Courtesy of Daniel HoSang
While remote learning has, for some, led to Zoom-induced migraines and overloaded schedules, Yalies in associate professor of American Studies and Ethnicity, Race and Migration Daniel HoSang’s seminar have been using the virtual format to their advantage, collaborating with Connecticut public school teachers to develop anti-racist curriculum.
The seminar, “Anti-Racist Curriculum and Pedagogy,” is cross-listed in African American Studies, Ethnicity, Race and Migration and Education Studies and pairs groups of Yalies with teachers across the state through the Anti-Racist Teaching & Learning Collective — a community of educators working to advance anti-racist curriculum in Connecticut — to help them develop anti-racist resources for their classrooms. The collaboration was also accompanied by a more traditional academic seminar experience, in which students discussed assigned readings and other works.
Six participating students and teachers interviewed by the News said that it was the partnership that was the most transformative part of the class, and a model that they hope to see other professors use moving forward.
“The credit goes entirely to the teachers, for their willingness to collaborate and try out new materials, and of course the students, who worked tirelessly and with great care to find and curate resources to meet the needs of the teachers and their students,” HoSang wrote to the News in an email. “For me, it’s a great example of the public facing work that students can do [to] turn the limitations of remote learning into an opportunity, one that allows them to focus their energies on the development and creativity of others.”
The course was offered for the first time this spring in response to Connecticut public school teachers who, in interviews with Yale students over the summer, commented on the difficulty in finding anti-racist lesson plans, especially while using the remote format.
Enrolled students were partnered with the teachers and worked on a variety of projects, including creating an archive of photos from different social movements, revising a United States history course to incorporate Native American voices and working on a high school speculative fiction class.
Some also worked on designing an anti-racist science curriculum with Erica Watson, a teacher of ninth grade integrated science in southeast Connecticut.
“[The students] helped me to design anti-racist science curriculum that integrates anti-racist platforms for learning science, i.e., students (and I!) get to learn about how indigenous people detect and measure earthquakes, how different people around the world are impacted by earthquakes, etc., all while students explore the science behind plate tectonics,” Watson wrote to the News in an email, adding that the collaboration has been both “eye-opening” and “heart-touching.”

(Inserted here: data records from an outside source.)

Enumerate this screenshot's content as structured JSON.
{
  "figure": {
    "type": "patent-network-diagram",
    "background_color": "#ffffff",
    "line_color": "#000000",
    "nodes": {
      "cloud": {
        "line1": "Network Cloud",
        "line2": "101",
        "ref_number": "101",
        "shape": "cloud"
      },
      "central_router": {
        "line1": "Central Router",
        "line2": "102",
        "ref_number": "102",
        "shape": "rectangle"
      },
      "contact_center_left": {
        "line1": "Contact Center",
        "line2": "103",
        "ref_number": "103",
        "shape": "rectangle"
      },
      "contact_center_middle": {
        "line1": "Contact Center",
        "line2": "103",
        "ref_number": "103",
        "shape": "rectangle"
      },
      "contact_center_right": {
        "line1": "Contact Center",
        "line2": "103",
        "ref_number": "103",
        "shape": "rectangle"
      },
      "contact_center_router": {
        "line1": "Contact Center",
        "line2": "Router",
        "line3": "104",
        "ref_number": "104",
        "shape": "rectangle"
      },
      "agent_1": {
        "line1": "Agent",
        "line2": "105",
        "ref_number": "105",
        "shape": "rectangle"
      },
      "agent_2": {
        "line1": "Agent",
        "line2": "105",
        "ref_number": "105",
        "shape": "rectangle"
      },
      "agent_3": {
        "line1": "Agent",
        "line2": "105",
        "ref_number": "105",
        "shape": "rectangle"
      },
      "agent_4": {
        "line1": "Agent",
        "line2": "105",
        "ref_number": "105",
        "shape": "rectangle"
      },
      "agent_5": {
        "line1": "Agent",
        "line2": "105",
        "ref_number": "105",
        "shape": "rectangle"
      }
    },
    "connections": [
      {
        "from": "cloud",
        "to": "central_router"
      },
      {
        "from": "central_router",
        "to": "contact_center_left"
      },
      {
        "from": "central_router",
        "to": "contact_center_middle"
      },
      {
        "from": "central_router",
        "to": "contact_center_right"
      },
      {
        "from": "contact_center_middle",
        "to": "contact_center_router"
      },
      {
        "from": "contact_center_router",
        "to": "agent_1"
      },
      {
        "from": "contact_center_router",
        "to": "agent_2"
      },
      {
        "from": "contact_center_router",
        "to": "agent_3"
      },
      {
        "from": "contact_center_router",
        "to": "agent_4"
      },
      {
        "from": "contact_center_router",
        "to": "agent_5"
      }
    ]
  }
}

Dora Guo ’23, one of the students who worked with Watson and an illustrations editor for the News, agreed, noting that the ability to learn from community members and do tangible service, rather than solely reading and writing an essay like in a more traditional Yale course, has been “super valuable.”
Having Yale students work with public school teachers, Guo said, was a “humbling process” that focused on listening to and learning from people who have much more at stake in their work.
Helen Tamrat ’23, who worked with teachers at New Haven Academy on their history curricula, echoed Guo’s sentiment. Tamrat said that she especially enjoyed how the class emphasized being in community with both other Yalies and New Haven teachers and administrators.
“I think oftentimes as Yale students, we tend to have a mindset that goes into communities and overreaches and takes control and it’s just overbearing, without truly acknowledging our positionality as students who take up an insane amount of space in New Haven … and not rightfully so,” Tamrat said. “And I think that being in this class has really shown me again, the importance of that, and the importance of again like taking a step back and truly listening and working alongside teachers and administrators and listening to their needs.”
Alexandra Contreras-Montesano ’23 and Jenny Tegegne ’23 worked with Julia Miller, a civics and constitutional law teacher at the Metropolitan Business Academy in New Haven, to turn the school’s traditional research paper capstone into a photojournalism project about various social movements, including the Young Lords Movement and Women’s Liberation Movement.
For HoSang’s course, Contreras-Montesano and Tegegne are also creating their own curriculum on photography through the lens of critical race theory, which Miller invited the two to ultimately teach to her class. Critical race theory refers to a framework that examines how race and racism play out in society, with a focus on how victims of systemic racism are affected by perceptions of race.
“I really appreciate that [HoSang] does not confine his teaching to the walls of the university, but engages with public school teachers and the community,” Miller wrote to the News in an email. “I think it’s very cool that the assignment he gave his undergrads had them partnering and doing work to support practicing educators in real time.”
Tegegne agreed, adding that she “had never taken a class like this” and hopes to see more classes in this format, where institutional resources can be diverted to “serve and help.”
For Contreras-Montesano, who called the class “necessary” and “exciting,” the format of the class is more than just an added bonus, but foundational to truly engaging with anti-racist teaching.
“It’s one thing to learn about anti-racist teaching through theory, which I think is very valuable,” she said. “But it would be a little bit hypocritical to not be doing anything, to just stop at learning about it.”
The course will be offered again in spring 2022.
Madison Hahamy | firstname.lastname@example.org